Image source: photographed at the San Gabriel Mission Museum.
This station is drawn from church tradition and isn’t found in the Gospel accounts of Jesus. In brief, the story is that Veronica, moved by the sight of Jesus suffering, used her veil to wipe the face of Jesus. We shall set aside the question of whether the event actually happened or not.
In the art pieces, the central figures are of course Veronica and Jesus. Also, take a look around and see the other faces and figures observing the scene. Who is sympathetic? Who seem angry? Who seems indifferent?
Let’s put ourselves into the place of Veronica. On one hand, what she did was a small thing. But in context, it was a big thing. If her action was taken with no one seeing it, Jesus would know the compassion in her heart.
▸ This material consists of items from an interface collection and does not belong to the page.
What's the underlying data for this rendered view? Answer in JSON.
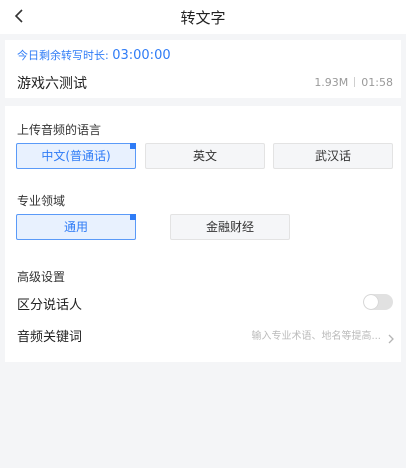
{
  "header": {
    "title": "转文字"
  },
  "remaining": {
    "label": "今日剩余转写时长:",
    "time": "03:00:00"
  },
  "file": {
    "name": "游戏六测试",
    "size": "1.93M",
    "duration": "01:58"
  },
  "language": {
    "label": "上传音频的语言",
    "options": [
      "中文(普通话)",
      "英文",
      "武汉话"
    ],
    "selected": "中文(普通话)"
  },
  "domain": {
    "label": "专业领域",
    "options": [
      "通用",
      "金融财经"
    ],
    "selected": "通用"
  },
  "advanced": {
    "label": "高级设置",
    "speaker": {
      "label": "区分说话人",
      "enabled": false
    },
    "keywords": {
      "label": "音频关键词",
      "placeholder": "输入专业术语、地名等提高..."
    }
  },
  "colors": {
    "accent": "#2f7cf6",
    "background": "#f4f5f7"
  },
  "icons": {
    "back": "chevron-left-icon",
    "arrow": "chevron-right-icon"
  }
}
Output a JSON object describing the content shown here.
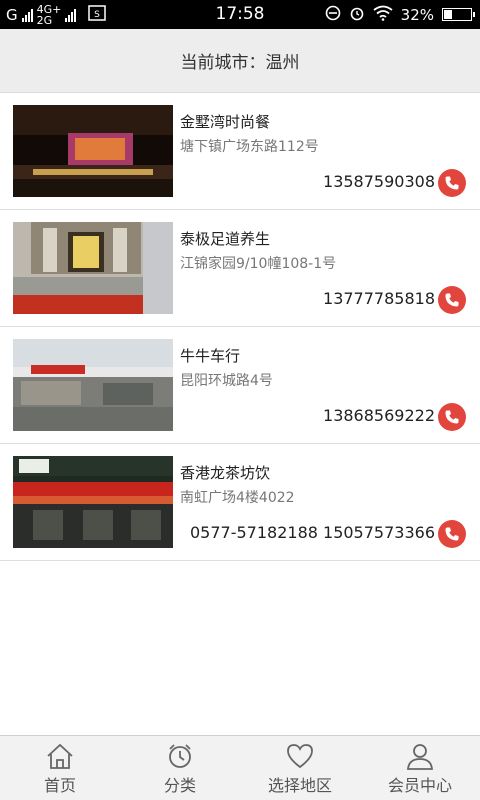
{
  "status_bar": {
    "carrier_g": "G",
    "net_top": "4G+",
    "net_bottom": "2G",
    "time": "17:58",
    "battery_pct": "32%",
    "battery_level": 0.32
  },
  "header": {
    "city_label": "当前城市：温州"
  },
  "shops": [
    {
      "name": "金墅湾时尚餐",
      "address": "塘下镇广场东路112号",
      "phone": "13587590308",
      "image": "restaurant-storefront-night"
    },
    {
      "name": "泰极足道养生",
      "address": "江锦家园9/10幢108-1号",
      "phone": "13777785818",
      "image": "foot-massage-storefront"
    },
    {
      "name": "牛牛车行",
      "address": "昆阳环城路4号",
      "phone": "13868569222",
      "image": "car-shop-storefront"
    },
    {
      "name": "香港龙茶坊饮",
      "address": "南虹广场4楼4022",
      "phone": "0577-57182188 15057573366",
      "image": "tea-shop-storefront"
    }
  ],
  "tabs": [
    {
      "label": "首页",
      "icon": "home-icon"
    },
    {
      "label": "分类",
      "icon": "alarm-clock-icon"
    },
    {
      "label": "选择地区",
      "icon": "heart-icon"
    },
    {
      "label": "会员中心",
      "icon": "user-icon"
    }
  ],
  "colors": {
    "call_button": "#e2453c",
    "header_bg": "#ededed",
    "tab_bg": "#f2f2f2"
  }
}
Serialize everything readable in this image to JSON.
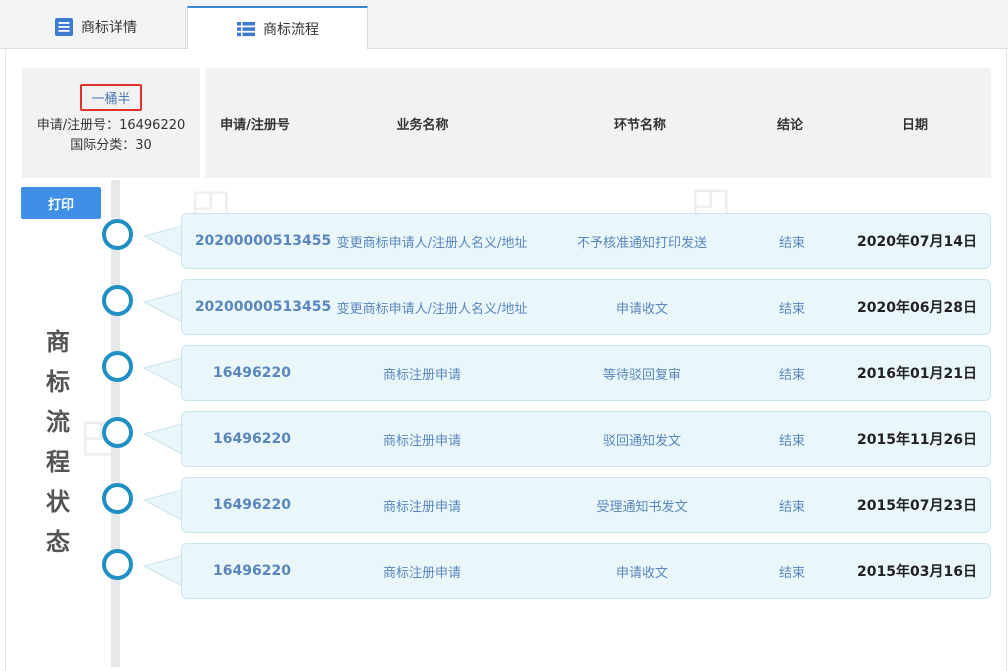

But her small deed of compassion was done in full view of people among which were people NOT sympathetic and even outright OPPOSED to Jesus.
Does this remind you of one of the teachings of Jesus?
Then the king will say to those at his right hand, ‘Come, you that are blessed by my Father, inherit the kingdom prepared for you from the foundation of the world; for I was hungry and you gave me food, I was thirsty and you gave me something to drink, I was a stranger and you welcomed me, I was naked and you gave me clothing, I was sick and you took care of me, I was in prison and you visited me.’ Then the righteous will answer him, ‘Lord, when was it that we saw you hungry and gave you food, or thirsty and gave you something to drink? And when was it that we saw you a stranger and welcomed you, or naked and gave you clothing? And when was it that we saw you sick or in prison and visited you?’ And the king will answer them, ‘Truly I tell you, just as you did it to one of the least of these who are members of my family, you did it to me.’ (NRSV)
We are to extend kindness and compassion to those in need regardless of whether they could pay it back or even pay it forward. In the Matthew 25 teaching, in the second half of it, there is a group of people who say, ‘Lord, when was it that we saw you hungry or thirsty or a stranger or naked or sick or in prison, and did not take care of you?’ (v. 44). The subtext of their statement is, we would have done those things if we knew it was you O king! To which the king replied, Truly I tell you, just as you did not do it to one of the least of these, you did not do it to me (v. 45).
And what of Jesus? What did he do for the least of these … for us … for me. Jesus died for us … for me while we were … I was yet a sinner.
I stand amazed in the presence
of Jesus the Nazarene,
and wonder how he could love me,
a sinner, condemned, unclean.
How marvelous! How wonderful!
And my song shall ever be:
How marvelous! How wonderful
is my Savior’s love for me!
— Charles H. Gabriel